[GIVEN ENTRIES]
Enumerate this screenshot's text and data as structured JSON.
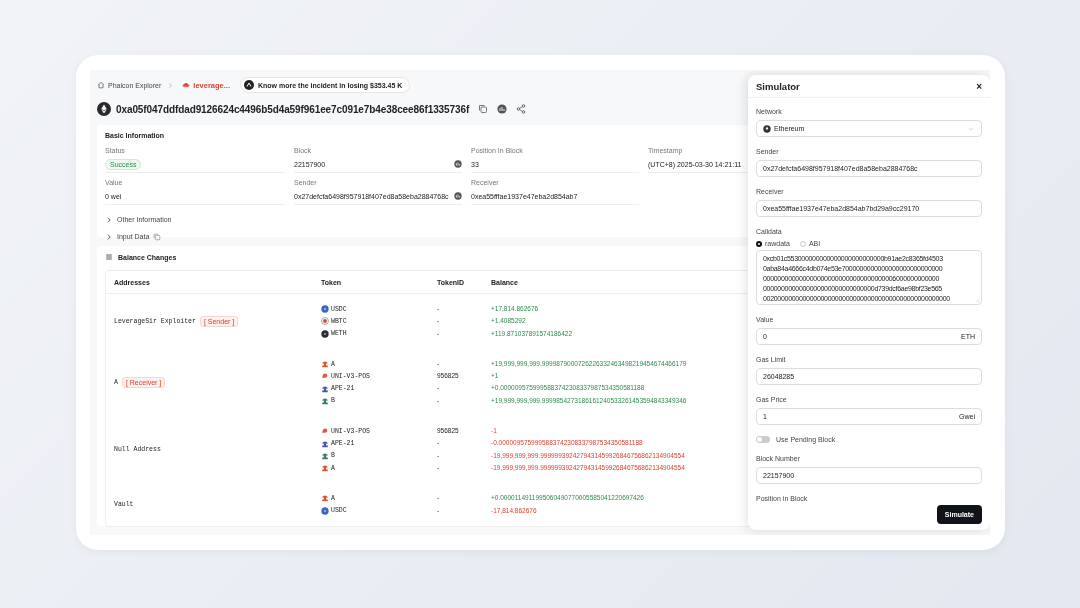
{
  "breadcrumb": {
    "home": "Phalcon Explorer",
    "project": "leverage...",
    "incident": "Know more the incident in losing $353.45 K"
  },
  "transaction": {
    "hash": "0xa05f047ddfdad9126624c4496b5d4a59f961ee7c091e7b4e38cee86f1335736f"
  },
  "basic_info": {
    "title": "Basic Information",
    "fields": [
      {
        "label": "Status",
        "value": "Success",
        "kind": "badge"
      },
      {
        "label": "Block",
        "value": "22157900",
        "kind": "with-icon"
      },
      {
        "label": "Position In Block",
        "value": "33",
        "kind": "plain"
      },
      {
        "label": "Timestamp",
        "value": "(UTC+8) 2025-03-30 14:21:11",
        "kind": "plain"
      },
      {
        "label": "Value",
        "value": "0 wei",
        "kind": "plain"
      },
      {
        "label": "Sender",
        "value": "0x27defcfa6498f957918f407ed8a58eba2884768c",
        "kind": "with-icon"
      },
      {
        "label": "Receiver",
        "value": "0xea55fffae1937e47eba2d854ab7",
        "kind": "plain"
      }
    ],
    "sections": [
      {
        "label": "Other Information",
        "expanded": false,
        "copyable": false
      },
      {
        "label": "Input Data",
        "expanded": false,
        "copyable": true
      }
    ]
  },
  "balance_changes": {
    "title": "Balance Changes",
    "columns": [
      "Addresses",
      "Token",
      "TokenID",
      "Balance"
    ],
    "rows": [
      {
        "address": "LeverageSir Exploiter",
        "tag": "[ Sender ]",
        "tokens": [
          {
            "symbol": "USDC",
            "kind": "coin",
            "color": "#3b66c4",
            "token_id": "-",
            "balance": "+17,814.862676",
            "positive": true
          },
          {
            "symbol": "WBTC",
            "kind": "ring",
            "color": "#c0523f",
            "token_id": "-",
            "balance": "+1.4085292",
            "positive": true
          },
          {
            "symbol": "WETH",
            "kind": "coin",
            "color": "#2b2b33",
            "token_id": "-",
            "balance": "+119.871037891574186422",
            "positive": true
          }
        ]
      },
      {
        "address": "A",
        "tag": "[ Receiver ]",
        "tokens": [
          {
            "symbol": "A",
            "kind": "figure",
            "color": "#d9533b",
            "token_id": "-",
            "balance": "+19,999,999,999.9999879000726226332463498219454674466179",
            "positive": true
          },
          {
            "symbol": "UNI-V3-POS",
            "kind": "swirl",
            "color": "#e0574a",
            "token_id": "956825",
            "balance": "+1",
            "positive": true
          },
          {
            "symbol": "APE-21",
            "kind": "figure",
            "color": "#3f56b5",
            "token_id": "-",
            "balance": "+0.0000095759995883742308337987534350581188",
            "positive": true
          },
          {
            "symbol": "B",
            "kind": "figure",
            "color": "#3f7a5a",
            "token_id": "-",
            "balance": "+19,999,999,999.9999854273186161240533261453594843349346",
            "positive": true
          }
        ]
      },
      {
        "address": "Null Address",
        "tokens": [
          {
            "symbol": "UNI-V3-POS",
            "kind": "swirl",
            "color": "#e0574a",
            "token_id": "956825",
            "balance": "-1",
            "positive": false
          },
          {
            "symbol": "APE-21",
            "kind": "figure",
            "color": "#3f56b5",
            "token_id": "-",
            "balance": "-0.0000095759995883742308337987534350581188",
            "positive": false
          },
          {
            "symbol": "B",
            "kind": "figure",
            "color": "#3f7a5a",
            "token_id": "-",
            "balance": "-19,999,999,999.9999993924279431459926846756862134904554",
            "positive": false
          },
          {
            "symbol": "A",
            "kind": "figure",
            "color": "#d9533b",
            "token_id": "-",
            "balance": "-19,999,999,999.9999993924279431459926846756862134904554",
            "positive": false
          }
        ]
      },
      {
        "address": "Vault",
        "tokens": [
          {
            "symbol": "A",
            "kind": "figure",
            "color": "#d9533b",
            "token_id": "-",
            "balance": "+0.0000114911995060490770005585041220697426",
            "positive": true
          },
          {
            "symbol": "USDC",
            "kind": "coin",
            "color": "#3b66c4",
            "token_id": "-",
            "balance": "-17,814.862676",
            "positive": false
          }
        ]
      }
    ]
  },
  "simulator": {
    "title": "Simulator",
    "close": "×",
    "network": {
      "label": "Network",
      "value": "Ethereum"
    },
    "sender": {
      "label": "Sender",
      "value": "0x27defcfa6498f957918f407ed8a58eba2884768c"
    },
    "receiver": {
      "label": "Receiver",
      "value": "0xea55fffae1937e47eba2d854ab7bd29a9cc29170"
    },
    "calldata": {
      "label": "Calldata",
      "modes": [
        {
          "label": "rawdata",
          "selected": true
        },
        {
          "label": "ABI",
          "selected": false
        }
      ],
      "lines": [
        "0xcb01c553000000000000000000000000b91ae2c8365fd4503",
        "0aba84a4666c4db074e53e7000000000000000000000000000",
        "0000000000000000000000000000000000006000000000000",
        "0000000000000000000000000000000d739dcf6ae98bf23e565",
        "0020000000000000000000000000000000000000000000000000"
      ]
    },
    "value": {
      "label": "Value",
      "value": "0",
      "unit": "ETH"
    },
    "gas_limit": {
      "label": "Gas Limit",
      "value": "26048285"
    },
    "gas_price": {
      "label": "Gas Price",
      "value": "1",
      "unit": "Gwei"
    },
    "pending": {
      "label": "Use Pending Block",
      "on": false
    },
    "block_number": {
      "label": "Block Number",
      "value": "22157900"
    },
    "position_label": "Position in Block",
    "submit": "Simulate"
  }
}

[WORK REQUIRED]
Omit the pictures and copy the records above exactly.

[RESPONSE BELOW]
Enumerate this screenshot's text and data as structured JSON.
{
  "breadcrumb": {
    "home": "Phalcon Explorer",
    "project": "leverage...",
    "incident": "Know more the incident in losing $353.45 K"
  },
  "transaction": {
    "hash": "0xa05f047ddfdad9126624c4496b5d4a59f961ee7c091e7b4e38cee86f1335736f"
  },
  "basic_info": {
    "title": "Basic Information",
    "fields": [
      {
        "label": "Status",
        "value": "Success",
        "kind": "badge"
      },
      {
        "label": "Block",
        "value": "22157900",
        "kind": "with-icon"
      },
      {
        "label": "Position In Block",
        "value": "33",
        "kind": "plain"
      },
      {
        "label": "Timestamp",
        "value": "(UTC+8) 2025-03-30 14:21:11",
        "kind": "plain"
      },
      {
        "label": "Value",
        "value": "0 wei",
        "kind": "plain"
      },
      {
        "label": "Sender",
        "value": "0x27defcfa6498f957918f407ed8a58eba2884768c",
        "kind": "with-icon"
      },
      {
        "label": "Receiver",
        "value": "0xea55fffae1937e47eba2d854ab7",
        "kind": "plain"
      }
    ],
    "sections": [
      {
        "label": "Other Information",
        "expanded": false,
        "copyable": false
      },
      {
        "label": "Input Data",
        "expanded": false,
        "copyable": true
      }
    ]
  },
  "balance_changes": {
    "title": "Balance Changes",
    "columns": [
      "Addresses",
      "Token",
      "TokenID",
      "Balance"
    ],
    "rows": [
      {
        "address": "LeverageSir Exploiter",
        "tag": "[ Sender ]",
        "tokens": [
          {
            "symbol": "USDC",
            "kind": "coin",
            "color": "#3b66c4",
            "token_id": "-",
            "balance": "+17,814.862676",
            "positive": true
          },
          {
            "symbol": "WBTC",
            "kind": "ring",
            "color": "#c0523f",
            "token_id": "-",
            "balance": "+1.4085292",
            "positive": true
          },
          {
            "symbol": "WETH",
            "kind": "coin",
            "color": "#2b2b33",
            "token_id": "-",
            "balance": "+119.871037891574186422",
            "positive": true
          }
        ]
      },
      {
        "address": "A",
        "tag": "[ Receiver ]",
        "tokens": [
          {
            "symbol": "A",
            "kind": "figure",
            "color": "#d9533b",
            "token_id": "-",
            "balance": "+19,999,999,999.9999879000726226332463498219454674466179",
            "positive": true
          },
          {
            "symbol": "UNI-V3-POS",
            "kind": "swirl",
            "color": "#e0574a",
            "token_id": "956825",
            "balance": "+1",
            "positive": true
          },
          {
            "symbol": "APE-21",
            "kind": "figure",
            "color": "#3f56b5",
            "token_id": "-",
            "balance": "+0.0000095759995883742308337987534350581188",
            "positive": true
          },
          {
            "symbol": "B",
            "kind": "figure",
            "color": "#3f7a5a",
            "token_id": "-",
            "balance": "+19,999,999,999.9999854273186161240533261453594843349346",
            "positive": true
          }
        ]
      },
      {
        "address": "Null Address",
        "tokens": [
          {
            "symbol": "UNI-V3-POS",
            "kind": "swirl",
            "color": "#e0574a",
            "token_id": "956825",
            "balance": "-1",
            "positive": false
          },
          {
            "symbol": "APE-21",
            "kind": "figure",
            "color": "#3f56b5",
            "token_id": "-",
            "balance": "-0.0000095759995883742308337987534350581188",
            "positive": false
          },
          {
            "symbol": "B",
            "kind": "figure",
            "color": "#3f7a5a",
            "token_id": "-",
            "balance": "-19,999,999,999.9999993924279431459926846756862134904554",
            "positive": false
          },
          {
            "symbol": "A",
            "kind": "figure",
            "color": "#d9533b",
            "token_id": "-",
            "balance": "-19,999,999,999.9999993924279431459926846756862134904554",
            "positive": false
          }
        ]
      },
      {
        "address": "Vault",
        "tokens": [
          {
            "symbol": "A",
            "kind": "figure",
            "color": "#d9533b",
            "token_id": "-",
            "balance": "+0.0000114911995060490770005585041220697426",
            "positive": true
          },
          {
            "symbol": "USDC",
            "kind": "coin",
            "color": "#3b66c4",
            "token_id": "-",
            "balance": "-17,814.862676",
            "positive": false
          }
        ]
      }
    ]
  },
  "simulator": {
    "title": "Simulator",
    "close": "×",
    "network": {
      "label": "Network",
      "value": "Ethereum"
    },
    "sender": {
      "label": "Sender",
      "value": "0x27defcfa6498f957918f407ed8a58eba2884768c"
    },
    "receiver": {
      "label": "Receiver",
      "value": "0xea55fffae1937e47eba2d854ab7bd29a9cc29170"
    },
    "calldata": {
      "label": "Calldata",
      "modes": [
        {
          "label": "rawdata",
          "selected": true
        },
        {
          "label": "ABI",
          "selected": false
        }
      ],
      "lines": [
        "0xcb01c553000000000000000000000000b91ae2c8365fd4503",
        "0aba84a4666c4db074e53e7000000000000000000000000000",
        "0000000000000000000000000000000000006000000000000",
        "0000000000000000000000000000000d739dcf6ae98bf23e565",
        "0020000000000000000000000000000000000000000000000000"
      ]
    },
    "value": {
      "label": "Value",
      "value": "0",
      "unit": "ETH"
    },
    "gas_limit": {
      "label": "Gas Limit",
      "value": "26048285"
    },
    "gas_price": {
      "label": "Gas Price",
      "value": "1",
      "unit": "Gwei"
    },
    "pending": {
      "label": "Use Pending Block",
      "on": false
    },
    "block_number": {
      "label": "Block Number",
      "value": "22157900"
    },
    "position_label": "Position in Block",
    "submit": "Simulate"
  }
}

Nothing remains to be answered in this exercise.